It is an ordinary thing for a book lover to look for the first edition of a book he fell in love with – to come as close as possible to the text and its author, I guess. To my delight it was eventually listed on Ebay.fr the other day. To my grievance, the professional bookseller was asking 3,000 euros for it. Despite a full morroco binding (a modern pastiche, a perfect imitation of a 17th century binding) and a very nice condition, it was an excessive price. The book itself is rare, indeed, and might have reached this quoted value hadn’t it been reprinted several times in the 18th and 19th centuries. The good copies of the first edition usually cost a few hundred euros, up to a thousand - not a “fort-expensive” book. Anyway, the description on Ebay.fr was of much interest. The bookseller quoted Nodier telling the story of the inscription Premier Volume (Volume the first) on the “frontispiece”, eventually scraped off by the author. But the picture of the title page he joined to the description showed no inscription nor any mark of scrapping. Yet, it was the 1667 first edition. To begin with, let us say that Nodier called “frontispiece” what is, in fact, the title page – he said Se donnent au Palais was written at the bottom of the frontispiece also and it appears on the title page. Then, as far as Volume the First is concerned, I could only figure out two explanations : whether D’Aceilly had teared off the title pages of the first copies to replace them with some new ones (without the disastrous mention) or Nodier built up the whole story. Contacted, the bookseller confessed he had no explanation and that Nodier was not always fully reliable. That did not satisfy me, so I went... on the internet. The Google miracle operated once again. How could you locate a book in a public library, let’s say in America or Australia, in a pre-google world ? I have no idea, but what took years for Nodier took me 0.55 second on the internet. The copy of 1667 I came across has been digitalized for the openlibrary.org website, with the funds of the University of Ottawa. And guess what ? The title-page is not fully identical to the one of the Ebay.fr copy, it reads PREMIER VOLUME, printed in capital and italic letters, just below the main title ! So it was true. How come, then, the mention disappeared from the title-page of the Ebay copy ? The bookseller mentioned that the book had been recently washed and totally rebound. Would, or could, a binder erase such an historical indication ? No, certainly. Furthermore, Google also indicated another copy (poor Nodier !) which title page was not reading Premier Volume. No doubt about it, the title page was twice printed. What about the book itself, then ? Nodier said it did not sell because of this mistake and the Et se donnent au Palais (Given at Le Palais) – but he was not there, after all. How could he know ? He gave no sources and the book was reprinted as soon as 1671 as Nouveau Recueil de Diverses Poésies du Chevalier D’Aceilly, though there was nothing “ nouveau (new) ” about it (Paris, Michel Brunet, 1 vol. in-12). Who would reprint a book that did not sell ? Other bibliographers give another explanation regarding the rarity of the first edition, such as David Clément : “D’Aceilly did not want his bookseller to sell his book. He would just give it away to his friends (...) No wonder these little poems have become so rare. ” But Clément is wrong. Had he read these poems, he would have known. D’Aceilly (or his bookseller) had the situation clarified in the very first epigrams (the first one is signed S.M.A, another mystery) :

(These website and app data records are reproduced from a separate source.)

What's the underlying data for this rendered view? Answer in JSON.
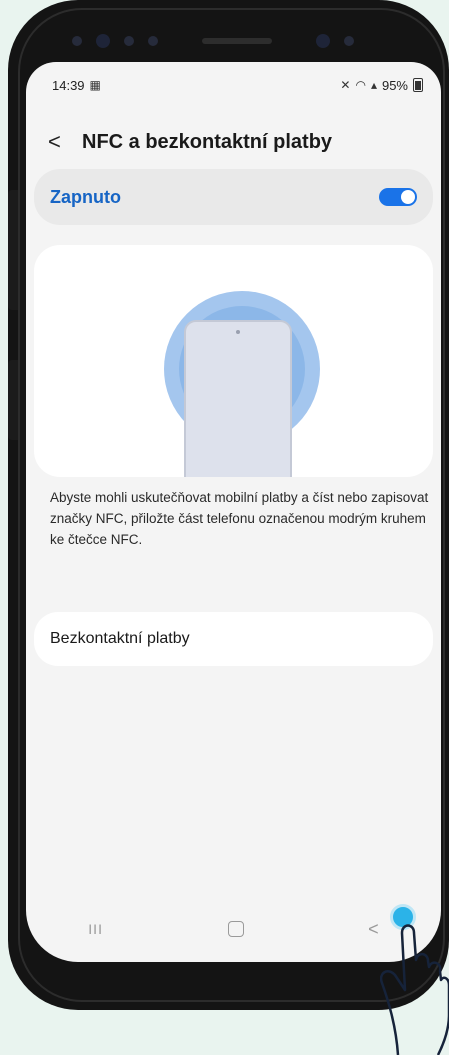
{
  "status_bar": {
    "time": "14:39",
    "battery": "95%"
  },
  "header": {
    "title": "NFC a bezkontaktní platby"
  },
  "toggle": {
    "label": "Zapnuto",
    "state": "on"
  },
  "description": "Abyste mohli uskutečňovat mobilní platby a číst nebo zapisovat značky NFC, přiložte část telefonu označenou modrým kruhem ke čtečce NFC.",
  "menu": {
    "contactless_label": "Bezkontaktní platby"
  },
  "nav": {
    "recent": "III",
    "back": "<"
  },
  "colors": {
    "accent": "#1a73e8",
    "background": "#f4f4f4",
    "tap": "#2bb3e8"
  }
}
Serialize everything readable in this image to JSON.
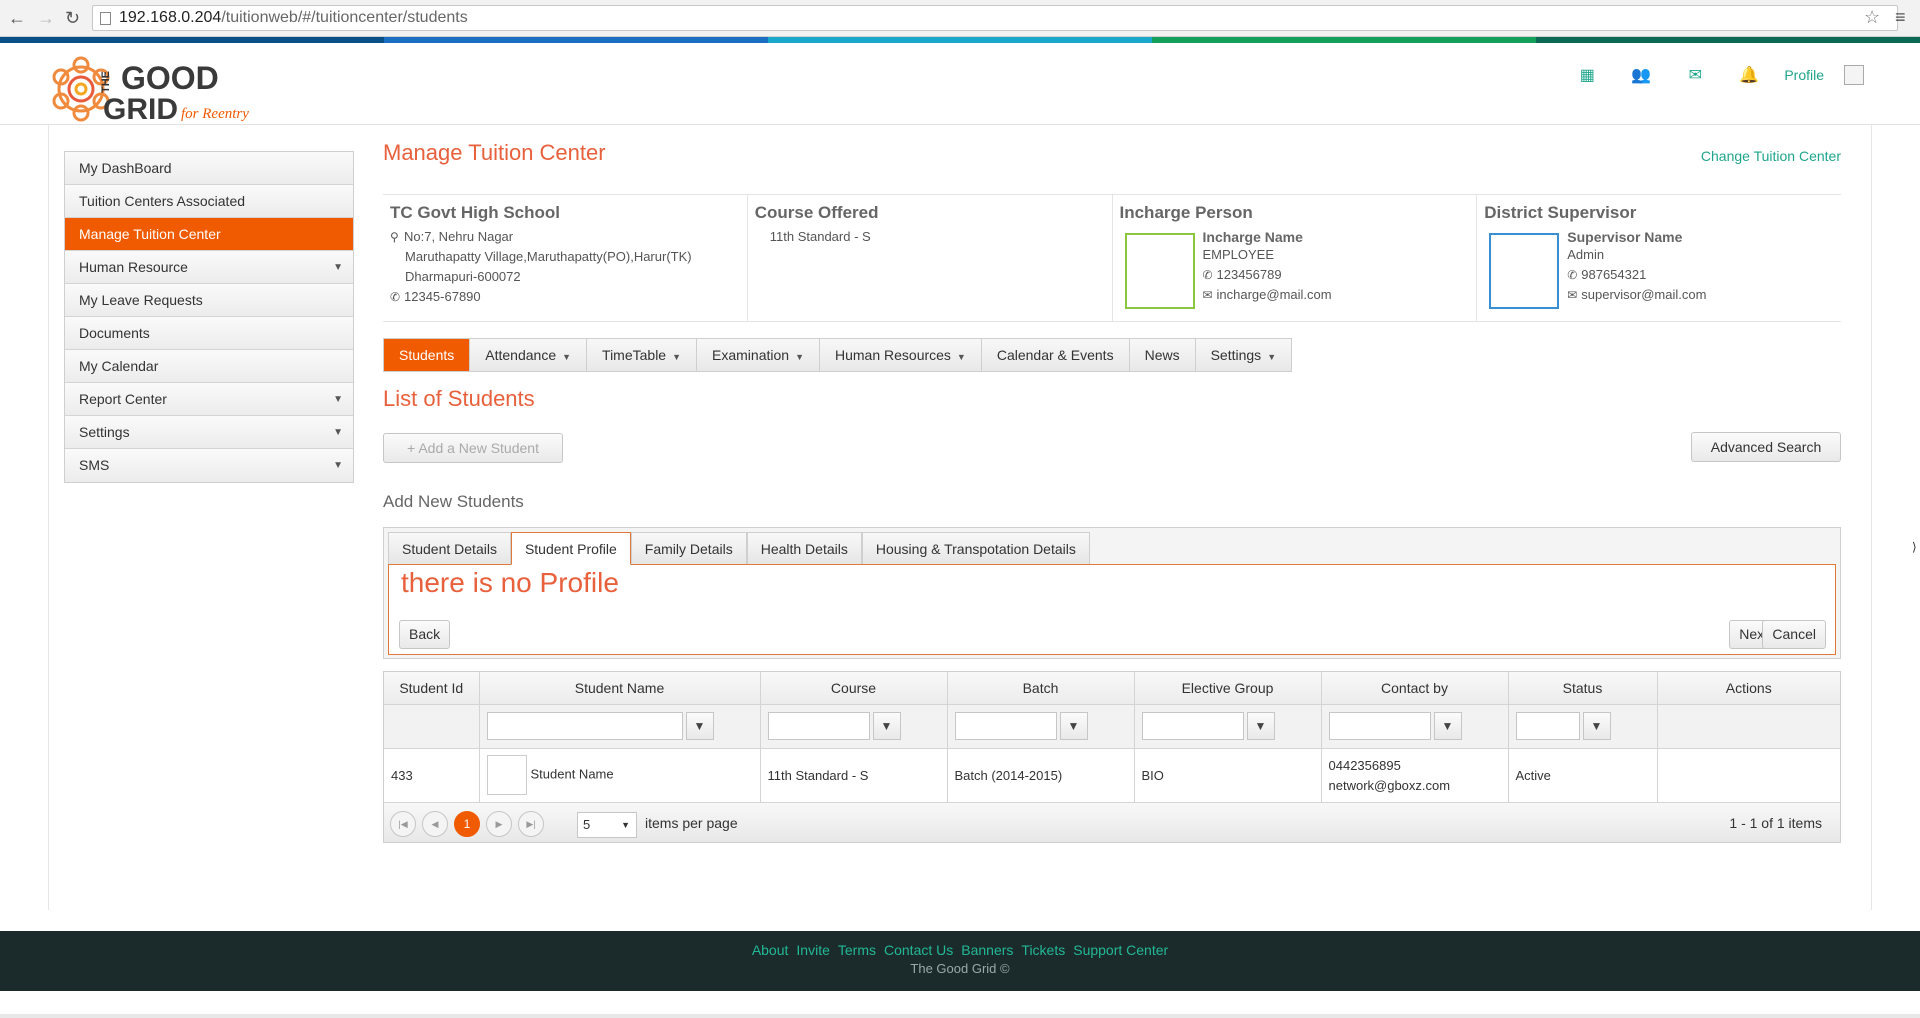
{
  "browser": {
    "url_host": "192.168.0.204",
    "url_path": "/tuitionweb/#/tuitioncenter/students"
  },
  "brand": {
    "logo_the": "THE",
    "logo_good": "GOOD",
    "logo_grid": "GRID",
    "logo_tag": "for Reentry",
    "stripe_colors": [
      "#0a4f85",
      "#1b6fc0",
      "#1ba7c9",
      "#13a05a",
      "#0c6a54"
    ],
    "accent": "#f05a00",
    "title_color": "#e8603c",
    "link_color": "#1fa58c"
  },
  "header": {
    "icons": [
      "apps-grid-icon",
      "users-icon",
      "mail-icon",
      "bell-icon"
    ],
    "profile_label": "Profile"
  },
  "sidebar": {
    "items": [
      {
        "label": "My DashBoard",
        "has_caret": false
      },
      {
        "label": "Tuition Centers Associated",
        "has_caret": false
      },
      {
        "label": "Manage Tuition Center",
        "has_caret": false,
        "active": true
      },
      {
        "label": "Human Resource",
        "has_caret": true
      },
      {
        "label": "My Leave Requests",
        "has_caret": false
      },
      {
        "label": "Documents",
        "has_caret": false
      },
      {
        "label": "My Calendar",
        "has_caret": false
      },
      {
        "label": "Report Center",
        "has_caret": true
      },
      {
        "label": "Settings",
        "has_caret": true
      },
      {
        "label": "SMS",
        "has_caret": true
      }
    ]
  },
  "main": {
    "title": "Manage Tuition Center",
    "change_link": "Change Tuition Center",
    "center": {
      "name": "TC Govt High School",
      "address1": "No:7, Nehru Nagar",
      "address2": "Maruthapatty Village,Maruthapatty(PO),Harur(TK)",
      "address3": "Dharmapuri-600072",
      "phone": "12345-67890"
    },
    "course": {
      "heading": "Course Offered",
      "value": "11th Standard - S"
    },
    "incharge": {
      "heading": "Incharge Person",
      "name": "Incharge Name",
      "role": "EMPLOYEE",
      "phone": "123456789",
      "email": "incharge@mail.com"
    },
    "supervisor": {
      "heading": "District Supervisor",
      "name": "Supervisor Name",
      "role": "Admin",
      "phone": "987654321",
      "email": "supervisor@mail.com"
    },
    "tabs": [
      {
        "label": "Students",
        "caret": false,
        "active": true
      },
      {
        "label": "Attendance",
        "caret": true
      },
      {
        "label": "TimeTable",
        "caret": true
      },
      {
        "label": "Examination",
        "caret": true
      },
      {
        "label": "Human Resources",
        "caret": true
      },
      {
        "label": "Calendar & Events",
        "caret": false
      },
      {
        "label": "News",
        "caret": false
      },
      {
        "label": "Settings",
        "caret": true
      }
    ],
    "list_title": "List of Students",
    "add_button": "+ Add a New Student",
    "advanced_search": "Advanced Search",
    "add_new_title": "Add New Students",
    "form_tabs": [
      {
        "label": "Student Details"
      },
      {
        "label": "Student Profile",
        "active": true
      },
      {
        "label": "Family Details"
      },
      {
        "label": "Health Details"
      },
      {
        "label": "Housing & Transpotation Details"
      }
    ],
    "form_message": "there is no Profile",
    "back_label": "Back",
    "next_label": "Next",
    "cancel_label": "Cancel"
  },
  "grid": {
    "columns": [
      "Student Id",
      "Student Name",
      "Course",
      "Batch",
      "Elective Group",
      "Contact by",
      "Status",
      "Actions"
    ],
    "rows": [
      {
        "id": "433",
        "name": "Student Name",
        "course": "11th Standard - S",
        "batch": "Batch (2014-2015)",
        "elective": "BIO",
        "contact_phone": "0442356895",
        "contact_email": "network@gboxz.com",
        "status": "Active"
      }
    ],
    "pager": {
      "current_page": "1",
      "page_size": "5",
      "items_per_page_label": "items per page",
      "count_label": "1 - 1 of 1 items"
    }
  },
  "footer": {
    "links": [
      "About",
      "Invite",
      "Terms",
      "Contact Us",
      "Banners",
      "Tickets",
      "Support Center"
    ],
    "copyright": "The Good Grid ©"
  }
}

To the authour, of his saying his poems were for free
At Le Palais, D’Aceilly, your book is given,
Every one has to wonder how could this be,
In times like these, everything is for a fee,
Bookseller asks 30 sols for what you’ve written,
– and get them -, do we call it a sale ? - nay !
This is no bargain, it’s a gift I say.
On the same topic, Dialogue between
a Gascon* and a bookseller
The Gascon : Is it you the very kind D’Aceilly appointed to give his poems ?
The bookseller : Yes, Monsieur , I will give them to anyone giving me some good money.
(*an inhabitant of the South-West of France. We are told not to trust the word of a Gascon.)
The term of “given” (donner) is ambiguous in French as it might be used for a drama, for instance – given at such or such theatre. But isn’t it puzzling that these poems, printed before the preface of the author (and after the title page) should comment the title page of the same edition ? How could that be ? Were these verses added afterwards ? And why didn’t D’Aceilly evoke these problems in his preface ? Some of these questions might be answered if we remember that booksellers of the time had three ways to sell a book. The first one was to sell loose pages the buyer had to carry to a binder. The second one was with a temporary binding and the last one with a full leather binding. It was easy to replace the frontispieces in the first formula, as well as adding some pages containing the aforementioned epigrams. This could also be applied to the second case – additional pages would be given to the buyer who would pass them unto his binder. But this could not have happened with the bound copies – if there ever were any. So many possibilities for a sole little book ! What would be the ultimate copy, the rarest of this fort-rare book, then ? Bibliophilists need to know. Would it be a bound copy featuring Premier Volume and no additional epigrams ? Or a copy in its temporary binding, with no frontispiece ? Not even Google could find such copies.